EXERCISE DATA:
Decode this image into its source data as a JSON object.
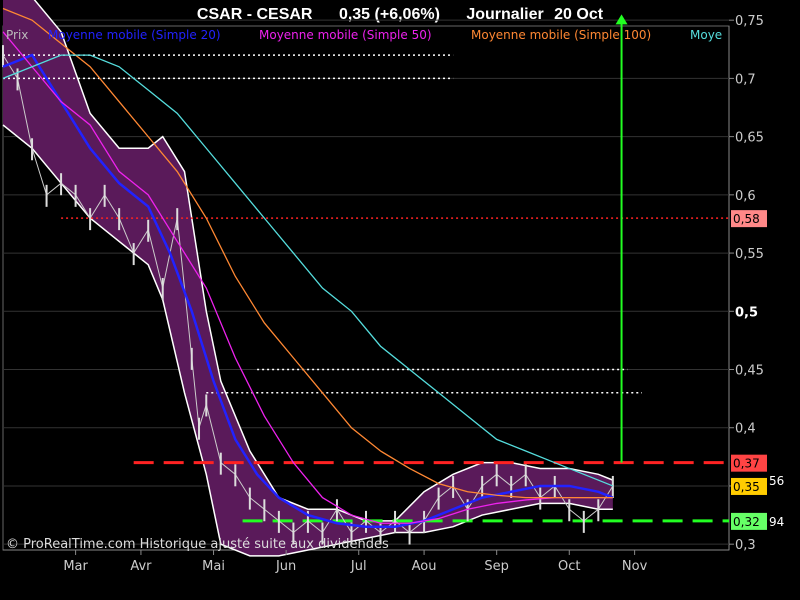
{
  "header": {
    "symbol": "CSAR - CESAR",
    "quote": "0,35 (+6,06%)",
    "period": "Journalier",
    "date": "20 Oct"
  },
  "legend": [
    {
      "label": "Prix",
      "color": "#bbbbbb"
    },
    {
      "label": "Moyenne mobile (Simple 20)",
      "color": "#2222ff"
    },
    {
      "label": "Moyenne mobile (Simple 50)",
      "color": "#ee22ee"
    },
    {
      "label": "Moyenne mobile (Simple 100)",
      "color": "#ff8833"
    },
    {
      "label": "Moye",
      "color": "#55dddd"
    }
  ],
  "footer": "© ProRealTime.com Historique ajusté suite aux dividendes",
  "chart_data": {
    "type": "line",
    "ylim": [
      0.295,
      0.745
    ],
    "y_ticks": [
      {
        "value": 0.3,
        "label": "0,3"
      },
      {
        "value": 0.35,
        "label": "0,35"
      },
      {
        "value": 0.4,
        "label": "0,4"
      },
      {
        "value": 0.45,
        "label": "0,45"
      },
      {
        "value": 0.5,
        "label": "0,5",
        "bold": true
      },
      {
        "value": 0.55,
        "label": "0,55"
      },
      {
        "value": 0.6,
        "label": "0,6"
      },
      {
        "value": 0.65,
        "label": "0,65"
      },
      {
        "value": 0.7,
        "label": "0,7"
      },
      {
        "value": 0.75,
        "label": "0,75"
      }
    ],
    "months": [
      {
        "label": "Mar",
        "x": 0.1
      },
      {
        "label": "Avr",
        "x": 0.19
      },
      {
        "label": "Mai",
        "x": 0.29
      },
      {
        "label": "Jun",
        "x": 0.39
      },
      {
        "label": "Jul",
        "x": 0.49
      },
      {
        "label": "Aou",
        "x": 0.58
      },
      {
        "label": "Sep",
        "x": 0.68
      },
      {
        "label": "Oct",
        "x": 0.78
      },
      {
        "label": "Nov",
        "x": 0.87
      }
    ],
    "series": [
      {
        "key": "price",
        "color": "#cccccc",
        "x": [
          0,
          0.02,
          0.04,
          0.06,
          0.08,
          0.1,
          0.12,
          0.14,
          0.16,
          0.18,
          0.2,
          0.22,
          0.24,
          0.26,
          0.27,
          0.28,
          0.3,
          0.32,
          0.34,
          0.36,
          0.38,
          0.4,
          0.42,
          0.44,
          0.46,
          0.48,
          0.5,
          0.52,
          0.54,
          0.56,
          0.58,
          0.6,
          0.62,
          0.64,
          0.66,
          0.68,
          0.7,
          0.72,
          0.74,
          0.76,
          0.78,
          0.8,
          0.82,
          0.84
        ],
        "values": [
          0.72,
          0.7,
          0.64,
          0.6,
          0.61,
          0.6,
          0.58,
          0.6,
          0.58,
          0.55,
          0.57,
          0.52,
          0.58,
          0.46,
          0.4,
          0.42,
          0.37,
          0.36,
          0.34,
          0.33,
          0.32,
          0.31,
          0.32,
          0.31,
          0.33,
          0.31,
          0.32,
          0.31,
          0.32,
          0.31,
          0.32,
          0.34,
          0.35,
          0.33,
          0.35,
          0.36,
          0.35,
          0.36,
          0.34,
          0.35,
          0.33,
          0.32,
          0.33,
          0.35
        ]
      },
      {
        "key": "sma20",
        "color": "#2222ff",
        "x": [
          0,
          0.04,
          0.08,
          0.12,
          0.16,
          0.2,
          0.23,
          0.26,
          0.29,
          0.32,
          0.35,
          0.38,
          0.42,
          0.46,
          0.5,
          0.54,
          0.58,
          0.62,
          0.66,
          0.7,
          0.74,
          0.78,
          0.82,
          0.84
        ],
        "values": [
          0.71,
          0.72,
          0.68,
          0.64,
          0.61,
          0.59,
          0.55,
          0.5,
          0.44,
          0.39,
          0.36,
          0.34,
          0.325,
          0.318,
          0.315,
          0.315,
          0.32,
          0.33,
          0.34,
          0.345,
          0.35,
          0.35,
          0.345,
          0.34
        ]
      },
      {
        "key": "sma50",
        "color": "#ee22ee",
        "x": [
          0,
          0.04,
          0.08,
          0.12,
          0.16,
          0.2,
          0.24,
          0.28,
          0.32,
          0.36,
          0.4,
          0.44,
          0.48,
          0.52,
          0.56,
          0.6,
          0.64,
          0.68,
          0.72,
          0.76,
          0.8,
          0.84
        ],
        "values": [
          0.74,
          0.71,
          0.68,
          0.66,
          0.62,
          0.6,
          0.56,
          0.52,
          0.46,
          0.41,
          0.37,
          0.34,
          0.325,
          0.318,
          0.318,
          0.322,
          0.33,
          0.335,
          0.338,
          0.34,
          0.34,
          0.34
        ]
      },
      {
        "key": "sma100",
        "color": "#ff8833",
        "x": [
          0,
          0.04,
          0.08,
          0.12,
          0.16,
          0.2,
          0.24,
          0.28,
          0.32,
          0.36,
          0.4,
          0.44,
          0.48,
          0.52,
          0.56,
          0.6,
          0.64,
          0.68,
          0.72,
          0.76,
          0.8,
          0.84
        ],
        "values": [
          0.76,
          0.75,
          0.73,
          0.71,
          0.68,
          0.65,
          0.62,
          0.58,
          0.53,
          0.49,
          0.46,
          0.43,
          0.4,
          0.38,
          0.365,
          0.352,
          0.345,
          0.342,
          0.34,
          0.34,
          0.34,
          0.34
        ]
      },
      {
        "key": "sma150",
        "color": "#55dddd",
        "x": [
          0,
          0.04,
          0.08,
          0.12,
          0.16,
          0.2,
          0.24,
          0.28,
          0.32,
          0.36,
          0.4,
          0.44,
          0.48,
          0.52,
          0.56,
          0.6,
          0.64,
          0.68,
          0.72,
          0.76,
          0.8,
          0.84
        ],
        "values": [
          0.7,
          0.71,
          0.72,
          0.72,
          0.71,
          0.69,
          0.67,
          0.64,
          0.61,
          0.58,
          0.55,
          0.52,
          0.5,
          0.47,
          0.45,
          0.43,
          0.41,
          0.39,
          0.38,
          0.37,
          0.36,
          0.35
        ]
      }
    ],
    "bands": {
      "color": "#5a1a5a",
      "edge": "#ffffff",
      "x": [
        0,
        0.04,
        0.08,
        0.12,
        0.16,
        0.2,
        0.22,
        0.25,
        0.28,
        0.3,
        0.34,
        0.38,
        0.42,
        0.46,
        0.5,
        0.54,
        0.58,
        0.62,
        0.66,
        0.7,
        0.74,
        0.78,
        0.82,
        0.84
      ],
      "upper": [
        0.78,
        0.77,
        0.74,
        0.67,
        0.64,
        0.64,
        0.65,
        0.62,
        0.5,
        0.44,
        0.38,
        0.34,
        0.33,
        0.33,
        0.32,
        0.32,
        0.345,
        0.36,
        0.37,
        0.37,
        0.365,
        0.365,
        0.36,
        0.355
      ],
      "lower": [
        0.66,
        0.64,
        0.61,
        0.58,
        0.56,
        0.54,
        0.51,
        0.43,
        0.36,
        0.3,
        0.29,
        0.29,
        0.295,
        0.3,
        0.305,
        0.31,
        0.31,
        0.315,
        0.325,
        0.33,
        0.335,
        0.335,
        0.33,
        0.33
      ]
    },
    "hlines": [
      {
        "value": 0.72,
        "x0": 0.0,
        "x1": 0.62,
        "color": "#ffffff",
        "style": "dotted"
      },
      {
        "value": 0.7,
        "x0": 0.0,
        "x1": 0.62,
        "color": "#ffffff",
        "style": "dotted"
      },
      {
        "value": 0.58,
        "x0": 0.08,
        "x1": 1.0,
        "color": "#ff2222",
        "style": "dotted"
      },
      {
        "value": 0.45,
        "x0": 0.35,
        "x1": 0.86,
        "color": "#ffffff",
        "style": "dotted"
      },
      {
        "value": 0.43,
        "x0": 0.28,
        "x1": 0.88,
        "color": "#ffffff",
        "style": "dotted"
      },
      {
        "value": 0.37,
        "x0": 0.18,
        "x1": 1.0,
        "color": "#ff2222",
        "style": "dashed"
      },
      {
        "value": 0.32,
        "x0": 0.33,
        "x1": 1.0,
        "color": "#22ff22",
        "style": "dashed"
      }
    ],
    "arrow": {
      "x": 0.852,
      "from": 0.37,
      "to": 0.755,
      "color": "#22ff22"
    },
    "price_tags": [
      {
        "value": 0.58,
        "label": "0,58",
        "bg": "#ff8888",
        "fg": "#000000"
      },
      {
        "value": 0.37,
        "label": "0,37",
        "bg": "#ff4444",
        "fg": "#000000"
      },
      {
        "value": 0.35,
        "label": "0,35",
        "bg": "#ffcc00",
        "fg": "#000000"
      },
      {
        "value": 0.32,
        "label": "0,32",
        "bg": "#66ff66",
        "fg": "#000000"
      }
    ],
    "side_values": [
      {
        "value": 0.355,
        "label": "56"
      },
      {
        "value": 0.32,
        "label": "94"
      }
    ]
  }
}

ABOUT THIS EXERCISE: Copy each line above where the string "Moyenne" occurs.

OUTPUT OF THE TASK:
      "label": "Moyenne mobile (Simple 20)",
      "label": "Moyenne mobile (Simple 50)",
      "label": "Moyenne mobile (Simple 100)",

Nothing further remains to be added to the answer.